The stellar paths in each cluster converge due to effects of perspective, a phenomenon used for distance determinations.  The accuracies reached in space astrometry now permit to infer also the radial motions of stars.  Each cluster moves through space with a common velocity, like a flock of birds.  When receding, the angle subtended by the cluster decreases.  By combining this change in relative size with stellar distances obtained from trigonometric parallaxes, astrometric radial velocities are obtained without using any spectroscopy, nor applying the Doppler effect.

 

S.Madsen, D.Dravins, & L.Lindegren: Astrometric radial velocities. III. Hipparcos measurements of nearby star clusters and associations, Astron.Astrophys. 381, 446 (2002).

 


 

Accretion onto a black hole in a close binary system


 
 
 
 

What phenomena can one expect accretion processes?
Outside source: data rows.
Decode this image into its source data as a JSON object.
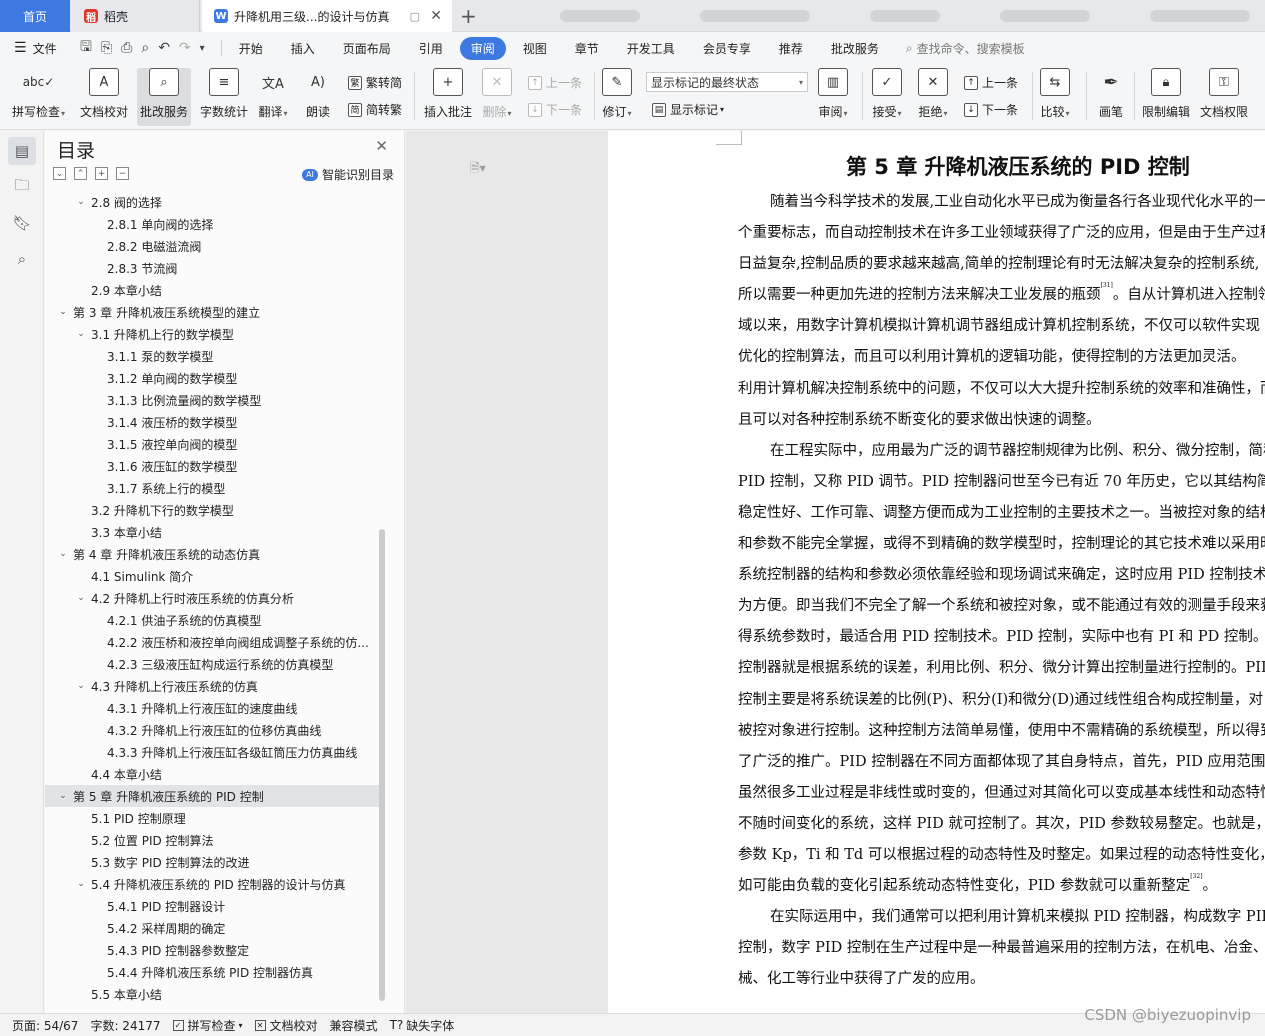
{
  "tabs": {
    "home": "首页",
    "daoke": "稻壳",
    "doc": "升降机用三级...的设计与仿真",
    "add": "+",
    "close": "✕",
    "pin": "▢"
  },
  "menu": {
    "file": "文件",
    "items": [
      "开始",
      "插入",
      "页面布局",
      "引用",
      "审阅",
      "视图",
      "章节",
      "开发工具",
      "会员专享",
      "推荐",
      "批改服务"
    ],
    "active": "审阅",
    "search": "查找命令、搜索模板"
  },
  "ribbon": {
    "spell_check": "拼写检查",
    "doc_proof": "文档校对",
    "review_service": "批改服务",
    "word_count": "字数统计",
    "translate": "翻译",
    "read_aloud": "朗读",
    "trad_conv": "繁转简",
    "simp_conv": "简转繁",
    "insert_comment": "插入批注",
    "delete": "删除",
    "prev_comment": "上一条",
    "next_comment": "下一条",
    "track": "修订",
    "markup_select": "显示标记的最终状态",
    "show_markup": "显示标记",
    "review_pane": "审阅",
    "accept": "接受",
    "reject": "拒绝",
    "prev_change": "上一条",
    "next_change": "下一条",
    "compare": "比较",
    "ink": "画笔",
    "restrict_edit": "限制编辑",
    "doc_rights": "文档权限"
  },
  "toc": {
    "title": "目录",
    "smart_label": "智能识别目录",
    "items": [
      {
        "level": 2,
        "arrow": "down",
        "text": "2.8  阀的选择"
      },
      {
        "level": 3,
        "arrow": "",
        "text": "2.8.1  单向阀的选择"
      },
      {
        "level": 3,
        "arrow": "",
        "text": "2.8.2  电磁溢流阀"
      },
      {
        "level": 3,
        "arrow": "",
        "text": "2.8.3  节流阀"
      },
      {
        "level": 2,
        "arrow": "",
        "text": "2.9  本章小结"
      },
      {
        "level": 1,
        "arrow": "down",
        "text": "第 3 章  升降机液压系统模型的建立"
      },
      {
        "level": 2,
        "arrow": "down",
        "text": "3.1 升降机上行的数学模型"
      },
      {
        "level": 3,
        "arrow": "",
        "text": "3.1.1  泵的数学模型"
      },
      {
        "level": 3,
        "arrow": "",
        "text": "3.1.2  单向阀的数学模型"
      },
      {
        "level": 3,
        "arrow": "",
        "text": "3.1.3  比例流量阀的数学模型"
      },
      {
        "level": 3,
        "arrow": "",
        "text": "3.1.4  液压桥的数学模型"
      },
      {
        "level": 3,
        "arrow": "",
        "text": "3.1.5  液控单向阀的模型"
      },
      {
        "level": 3,
        "arrow": "",
        "text": "3.1.6  液压缸的数学模型"
      },
      {
        "level": 3,
        "arrow": "",
        "text": "3.1.7  系统上行的模型"
      },
      {
        "level": 2,
        "arrow": "",
        "text": "3.2  升降机下行的数学模型"
      },
      {
        "level": 2,
        "arrow": "",
        "text": "3.3  本章小结"
      },
      {
        "level": 1,
        "arrow": "down",
        "text": "第 4 章  升降机液压系统的动态仿真"
      },
      {
        "level": 2,
        "arrow": "",
        "text": "4.1 Simulink 简介"
      },
      {
        "level": 2,
        "arrow": "down",
        "text": "4.2 升降机上行时液压系统的仿真分析"
      },
      {
        "level": 3,
        "arrow": "",
        "text": "4.2.1  供油子系统的仿真模型"
      },
      {
        "level": 3,
        "arrow": "",
        "text": "4.2.2  液压桥和液控单向阀组成调整子系统的仿..."
      },
      {
        "level": 3,
        "arrow": "",
        "text": "4.2.3  三级液压缸构成运行系统的仿真模型"
      },
      {
        "level": 2,
        "arrow": "down",
        "text": "4.3  升降机上行液压系统的仿真"
      },
      {
        "level": 3,
        "arrow": "",
        "text": "4.3.1  升降机上行液压缸的速度曲线"
      },
      {
        "level": 3,
        "arrow": "",
        "text": "4.3.2  升降机上行液压缸的位移仿真曲线"
      },
      {
        "level": 3,
        "arrow": "",
        "text": "4.3.3  升降机上行液压缸各级缸筒压力仿真曲线"
      },
      {
        "level": 2,
        "arrow": "",
        "text": "4.4  本章小结"
      },
      {
        "level": 1,
        "arrow": "down",
        "text": "第 5 章  升降机液压系统的 PID 控制",
        "selected": true
      },
      {
        "level": 2,
        "arrow": "",
        "text": "5.1 PID 控制原理"
      },
      {
        "level": 2,
        "arrow": "",
        "text": "5.2  位置 PID 控制算法"
      },
      {
        "level": 2,
        "arrow": "",
        "text": "5.3  数字 PID 控制算法的改进"
      },
      {
        "level": 2,
        "arrow": "down",
        "text": "5.4  升降机液压系统的 PID 控制器的设计与仿真"
      },
      {
        "level": 3,
        "arrow": "",
        "text": "5.4.1 PID 控制器设计"
      },
      {
        "level": 3,
        "arrow": "",
        "text": "5.4.2  采样周期的确定"
      },
      {
        "level": 3,
        "arrow": "",
        "text": "5.4.3 PID 控制器参数整定"
      },
      {
        "level": 3,
        "arrow": "",
        "text": "5.4.4  升降机液压系统 PID 控制器仿真"
      },
      {
        "level": 2,
        "arrow": "",
        "text": "5.5  本章小结"
      }
    ]
  },
  "doc": {
    "chapter_title": "第 5 章  升降机液压系统的 PID 控制",
    "lines": [
      {
        "indent": true,
        "text": "随着当今科学技术的发展,工业自动化水平已成为衡量各行各业现代化水平的一"
      },
      {
        "indent": false,
        "text": "个重要标志，而自动控制技术在许多工业领域获得了广泛的应用，但是由于生产过程"
      },
      {
        "indent": false,
        "text": "日益复杂,控制品质的要求越来越高,简单的控制理论有时无法解决复杂的控制系统,"
      },
      {
        "indent": false,
        "text": "所以需要一种更加先进的控制方法来解决工业发展的瓶颈",
        "sup": "[31]",
        "after": "。自从计算机进入控制领"
      },
      {
        "indent": false,
        "text": "域以来，用数字计算机模拟计算机调节器组成计算机控制系统，不仅可以软件实现"
      },
      {
        "indent": false,
        "text": "优化的控制算法，而且可以利用计算机的逻辑功能，使得控制的方法更加灵活。"
      },
      {
        "indent": false,
        "text": "利用计算机解决控制系统中的问题，不仅可以大大提升控制系统的效率和准确性，而"
      },
      {
        "indent": false,
        "text": "且可以对各种控制系统不断变化的要求做出快速的调整。"
      },
      {
        "indent": true,
        "text": "在工程实际中，应用最为广泛的调节器控制规律为比例、积分、微分控制，简称"
      },
      {
        "indent": false,
        "text": "PID 控制，又称 PID 调节。PID 控制器问世至今已有近 70 年历史，它以其结构简单、"
      },
      {
        "indent": false,
        "text": "稳定性好、工作可靠、调整方便而成为工业控制的主要技术之一。当被控对象的结构"
      },
      {
        "indent": false,
        "text": "和参数不能完全掌握，或得不到精确的数学模型时，控制理论的其它技术难以采用时，"
      },
      {
        "indent": false,
        "text": "系统控制器的结构和参数必须依靠经验和现场调试来确定，这时应用 PID 控制技术最"
      },
      {
        "indent": false,
        "text": "为方便。即当我们不完全了解一个系统和被控对象，或不能通过有效的测量手段来获"
      },
      {
        "indent": false,
        "text": "得系统参数时，最适合用 PID 控制技术。PID 控制，实际中也有 PI 和 PD 控制。PID"
      },
      {
        "indent": false,
        "text": "控制器就是根据系统的误差，利用比例、积分、微分计算出控制量进行控制的。PID"
      },
      {
        "indent": false,
        "text": "控制主要是将系统误差的比例(P)、积分(I)和微分(D)通过线性组合构成控制量，对"
      },
      {
        "indent": false,
        "text": "被控对象进行控制。这种控制方法简单易懂，使用中不需精确的系统模型，所以得到"
      },
      {
        "indent": false,
        "text": "了广泛的推广。PID 控制器在不同方面都体现了其自身特点，首先，PID 应用范围广。"
      },
      {
        "indent": false,
        "text": "虽然很多工业过程是非线性或时变的，但通过对其简化可以变成基本线性和动态特性"
      },
      {
        "indent": false,
        "text": "不随时间变化的系统，这样 PID 就可控制了。其次，PID 参数较易整定。也就是，PID"
      },
      {
        "indent": false,
        "text": "参数 Kp，Ti 和 Td 可以根据过程的动态特性及时整定。如果过程的动态特性变化，例"
      },
      {
        "indent": false,
        "text": "如可能由负载的变化引起系统动态特性变化，PID 参数就可以重新整定",
        "sup": "[32]",
        "after": "。"
      },
      {
        "indent": true,
        "text": "在实际运用中，我们通常可以把利用计算机来模拟 PID 控制器，构成数字 PID"
      },
      {
        "indent": false,
        "text": "控制，数字 PID 控制在生产过程中是一种最普遍采用的控制方法，在机电、冶金、机"
      },
      {
        "indent": false,
        "text": "械、化工等行业中获得了广发的应用。"
      }
    ]
  },
  "status": {
    "page": "页面: 54/67",
    "words": "字数: 24177",
    "spell": "拼写检查",
    "proof": "文档校对",
    "compat": "兼容模式",
    "missing_font": "缺失字体"
  },
  "watermark": "CSDN @biyezuopinvip",
  "colors": {
    "accent": "#3d79e0",
    "daoke_red": "#e0352b"
  }
}
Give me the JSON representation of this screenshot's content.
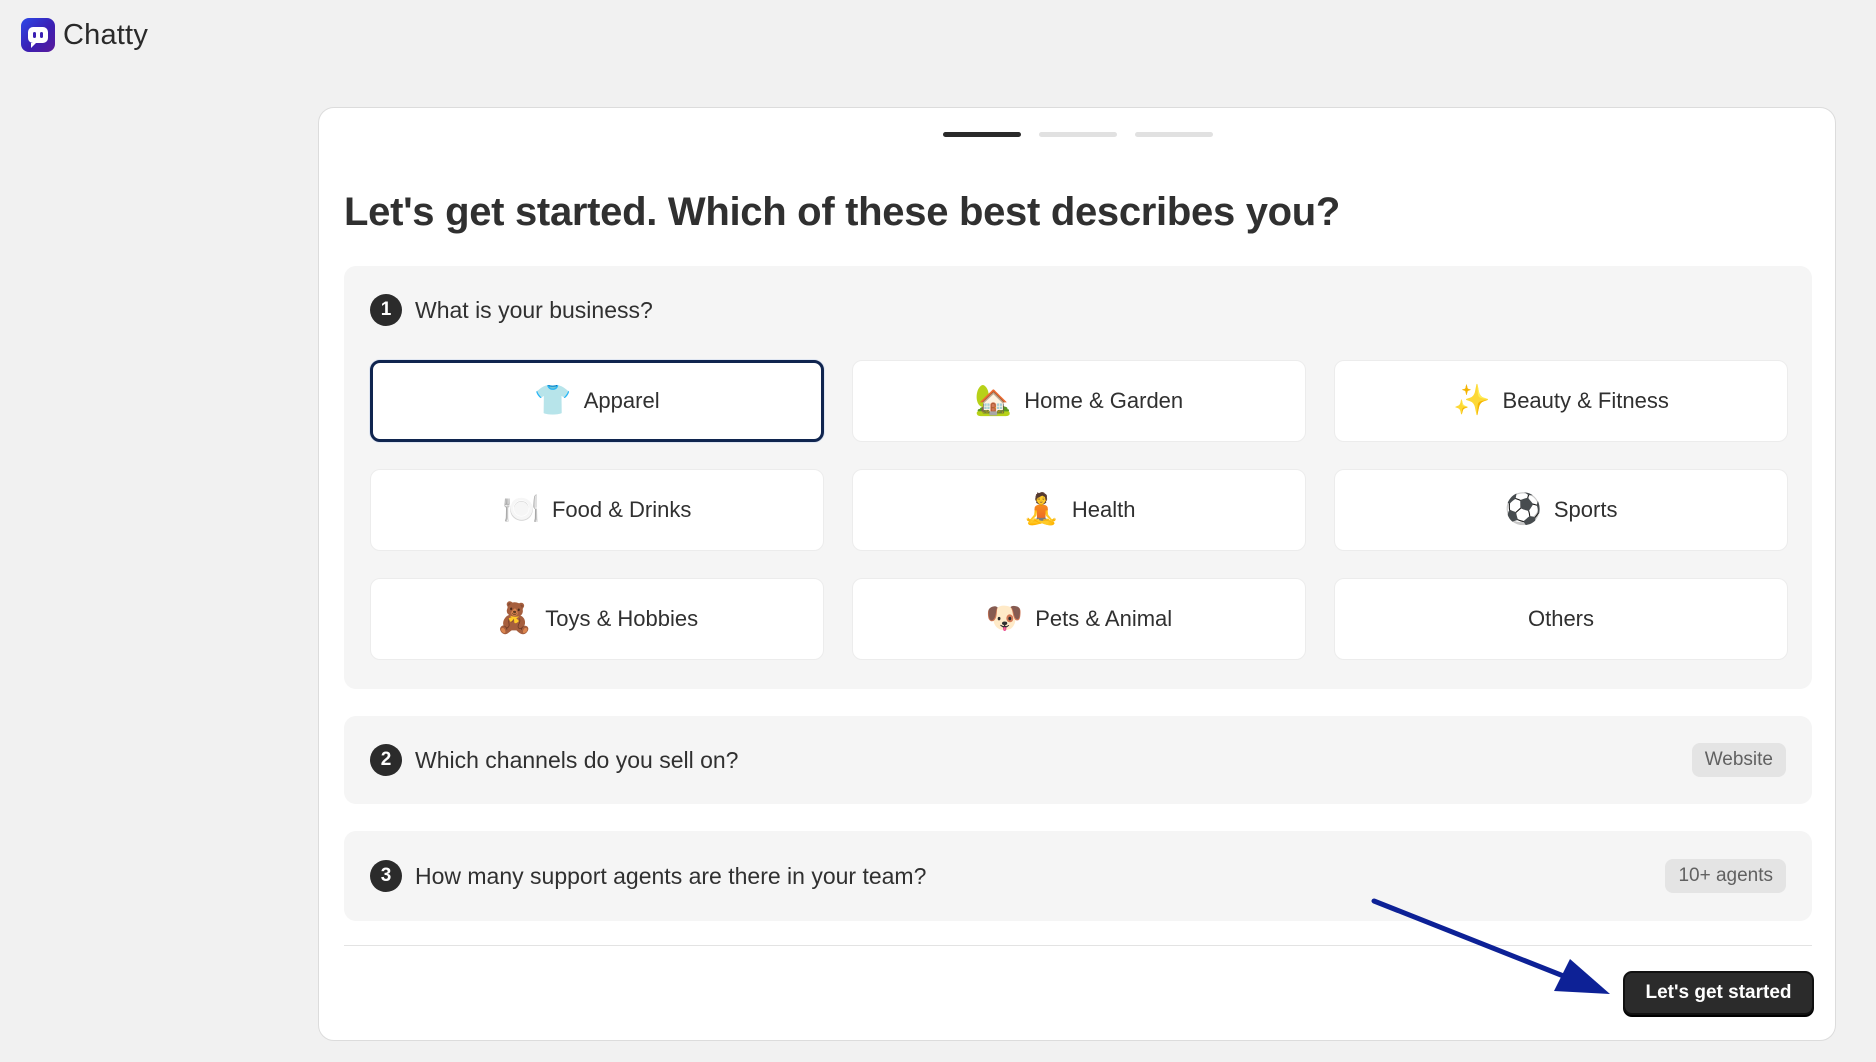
{
  "brand": {
    "name": "Chatty",
    "icon": "chat-bubble-icon"
  },
  "progress": {
    "current_step": 1,
    "total_steps": 3
  },
  "title": "Let's get started. Which of these best describes you?",
  "sections": [
    {
      "number": "1",
      "question": "What is your business?",
      "options": [
        {
          "emoji": "👕",
          "label": "Apparel",
          "selected": true
        },
        {
          "emoji": "🏡",
          "label": "Home & Garden",
          "selected": false
        },
        {
          "emoji": "✨",
          "label": "Beauty & Fitness",
          "selected": false
        },
        {
          "emoji": "🍽️",
          "label": "Food & Drinks",
          "selected": false
        },
        {
          "emoji": "🧘",
          "label": "Health",
          "selected": false
        },
        {
          "emoji": "⚽",
          "label": "Sports",
          "selected": false
        },
        {
          "emoji": "🧸",
          "label": "Toys & Hobbies",
          "selected": false
        },
        {
          "emoji": "🐶",
          "label": "Pets & Animal",
          "selected": false
        },
        {
          "emoji": "",
          "label": "Others",
          "selected": false
        }
      ]
    },
    {
      "number": "2",
      "question": "Which channels do you sell on?",
      "answer": "Website"
    },
    {
      "number": "3",
      "question": "How many support agents are there in your team?",
      "answer": "10+ agents"
    }
  ],
  "cta_label": "Let's get started",
  "colors": {
    "accent": "#10254f",
    "annotation_arrow": "#0d2196",
    "button": "#2b2b2b"
  }
}
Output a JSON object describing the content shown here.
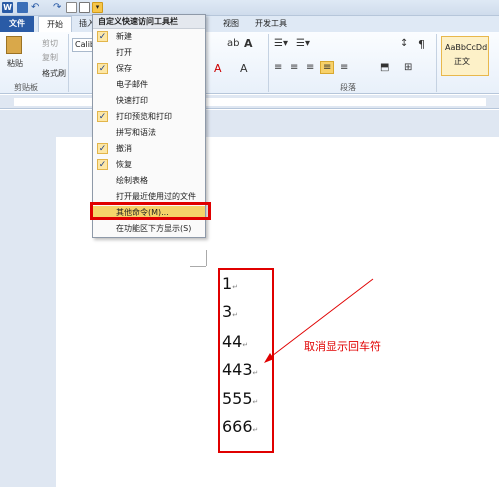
{
  "ribbon_tabs": {
    "file": "文件",
    "home": "开始",
    "insert": "插入",
    "view": "视图",
    "developer": "开发工具"
  },
  "clipboard": {
    "paste": "粘贴",
    "cut": "剪切",
    "copy": "复制",
    "format_painter": "格式刷",
    "group": "剪贴板"
  },
  "font": {
    "name": "Calib"
  },
  "paragraph": {
    "group": "段落"
  },
  "styles": {
    "sample": "AaBbCcDd",
    "normal": "正文"
  },
  "qat_menu": {
    "title": "自定义快速访问工具栏",
    "items": [
      {
        "label": "新建",
        "checked": true
      },
      {
        "label": "打开",
        "checked": false
      },
      {
        "label": "保存",
        "checked": true
      },
      {
        "label": "电子邮件",
        "checked": false
      },
      {
        "label": "快速打印",
        "checked": false
      },
      {
        "label": "打印预览和打印",
        "checked": true
      },
      {
        "label": "拼写和语法",
        "checked": false
      },
      {
        "label": "撤消",
        "checked": true
      },
      {
        "label": "恢复",
        "checked": true
      },
      {
        "label": "绘制表格",
        "checked": false
      },
      {
        "label": "打开最近使用过的文件",
        "checked": false
      },
      {
        "label": "其他命令(M)...",
        "checked": false,
        "highlighted": true
      },
      {
        "label": "在功能区下方显示(S)",
        "checked": false
      }
    ]
  },
  "document": {
    "lines": [
      "1",
      "3",
      "44",
      "443",
      "555",
      "666"
    ],
    "para_mark": "↵"
  },
  "annotation": {
    "text": "取消显示回车符"
  },
  "colors": {
    "highlight_red": "#e00000",
    "file_tab": "#2a5ba6"
  }
}
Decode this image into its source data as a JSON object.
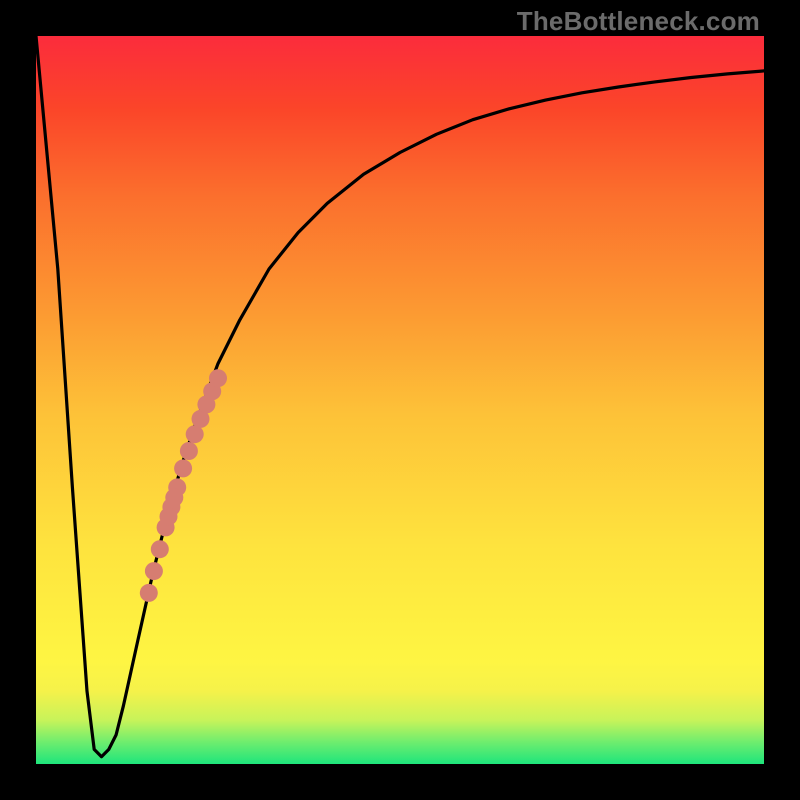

An artist's vision, combining established knowledge with predicted phenomena unfolds in this painting. In a close binary system, matter is escaping from the dynamic and unstable outer atmosphere of an evolved red giant star and impinging into an accretion disk surrounding a black hole. The accretion flow is turbulent, with eddies on many different scales.  A collimated jet is ejected from the center, but after some distance it becomes unstable and disintegrates after suffering a supersonic collision with the surrounding circumstellar medium. At certain distances from the center, hydrodynamic instabilities appear as various  types of waves, possibly seen by a distant observer as quasi-periodic oscillations.

 

The angular momentum of some of the inflowing matter conspires with moving hydrodynamic shocks to form a three-dimensional structure above and around the disk. Some of these "walls" are very thin, their thickness perhaps reflecting electric current sheets. Differential gas motions inside and around the accretion disk feed a dynamo which generates a chaotic magnetic field on many different spatial scales, whose energy is released in short and energetic flares of magnetic reconnection, accompanied by local mass ejections and high-energy radiation. Some magnetic areas are cooler than their local surroundings, while others dissipate with magnetic heating and appear hotter.

 

At the very center, a glimpse of processes very near the black hole can be seen: the appearance is asymmetric because the flux (and wavelength) of light is altered by both the gravitational field and by the Doppler effect in the rotating gas (the side approaching the observer is brighter. Further, relativistic ray-bending permits us to view also the "back" side of the central region. All this is accompanied by infalling planetisimals and crashing comets, possibly remnants of a former planetary system, local hydromagnetic instabilities seen as vortices in the gas streams, gas ejections collimated by local magnetic fields, and many other small-scale instability phenomena. On larger scales, the whole disk is undergoing acoustic oscillations.

 

How much could be reality and what is fantasy? Of course, nobody knows exactly what an accretion disk looks like (and, arguably, none has ever been directly observed). However, all the phenomena depicted are inspired from predictions in the literature. Some of the processes occur over very small dimensions. In order to understand these, we are driven toward high time resolution. Even if there is no [immediate] hope for the spatial imaging, signatures of many events may be observable in the time domain, on timescales of seconds, milli-, or even microseconds.

 

Artist's vision by Catrina Liljegren, Bild & Form, Lund ( Dainis Dravins, Lund Observatory).

 



 
Page created by Dainis Dravins; comments are welcome to dainis @ astro.lu.se
 
Updated JD 2,455,775
 
Home